“Algebraic geometry seems to have acquired the reputation of being esoteric, exclusive, and very abstract, with adherents who are secretly plotting to take over all the rest of mathematics.

In one respect this last point is accurate.” —David Mumford in []. This book is intended for self-study or as a textbook for graduate students. Euclid Book 1, Proposition 2. Author: Geometry.

To place a straight line equal to a given straight line with one end at a given point. Use the scroll bar to unfold Euclid's construction. Click the scroll bar and click the right and left arrow keys to make one move at a time. Chapter 5 Drafting: Geometric Construction Topics 1 1 + ˘ / ˙ 1 1 (˙ 1 1 (’ ˜ ˙ & 1 1 ˆ˜(˜ 3 ˙ 1 1 9˛ ˆ ˆ˜(˜ 3 ˙ To hear audio, click on the box.

Geometry was throughly organized in about B.C, when the Greek mathematician, Euclid gathered what was known at the time; added original book of his ownand arranged propositions into 13 books called ry is the mathematics of space and shape, which is the basis of all things that exist.

Understanding geometry is. 12 Geometrical Constructions You know using various instruments of the geometry box-ruler, compass, protractor, divider, set square etc. construction of lines and angles construction of perpendicular and perpendicular bisector to a line construction of angle bisectors.
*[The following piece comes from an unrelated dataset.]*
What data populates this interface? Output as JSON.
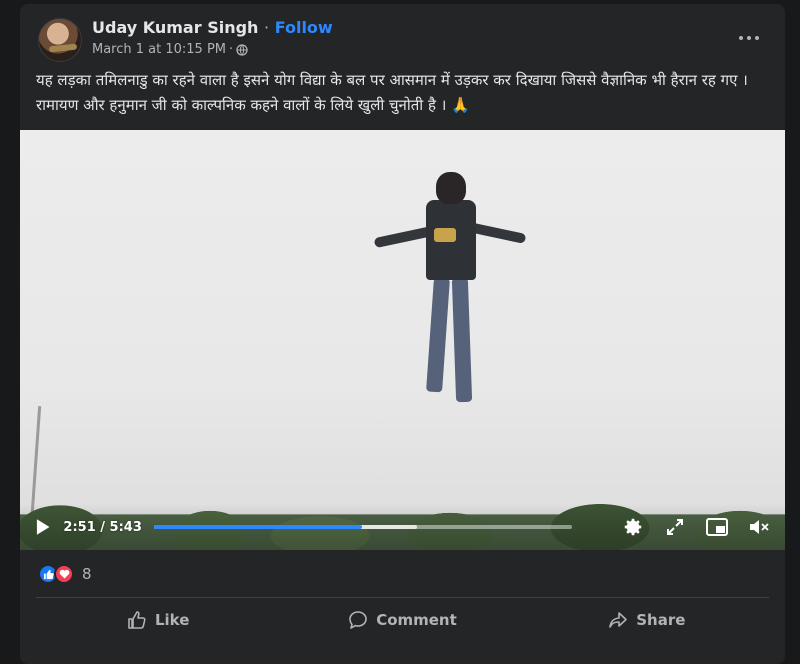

Construction of special angles like. So the six books concerned with planar geometry. "I then found out what demonstrate means and went back to my law studies." So one of the greatest American presidents of all time felt that in order to be a great lawyer, he had to understand, be able to prove any proposition in the six books of Euclid's Elements at sight.

Book I. Propositions 2 and 3. Proposition 2. Proposition 3. A FTER STATING THE FIRST PRINCIPLES, we began with the construction of an equilateral triangle. The goal of Euclid's First Book is to prove the remarkable theorem of Pythagoras -- about the squares that are constructed of the sides of a right triangle.

We will come to it. Fine. I understood the first part which treats of a circle in another one. It's only the case where one circle touches another one from the outside. By using proposition 2 of book 3, we prove that the line AC will be inside both of circles since the two points are on each circumference of the two circles.

Now, this is where I get lost.Proposition 1 of Book III of Euclid's Elements provides a construction for finding the centre of a circle. The statements and proofs of this proposition in Heath's Edition and Casey's Edition correspond except that the labels C and D have been interchanged.The "axioms" of geometry are the fixed conditions which occur in the hypotheses of the geometrical propositions.

1 Among the contents of this book we simply mention a trigonometrical chapter, in which the words sinus versus arcus occur, the approximate extraction of cube roots shown more at large than in the Liber abaci, and a very curious.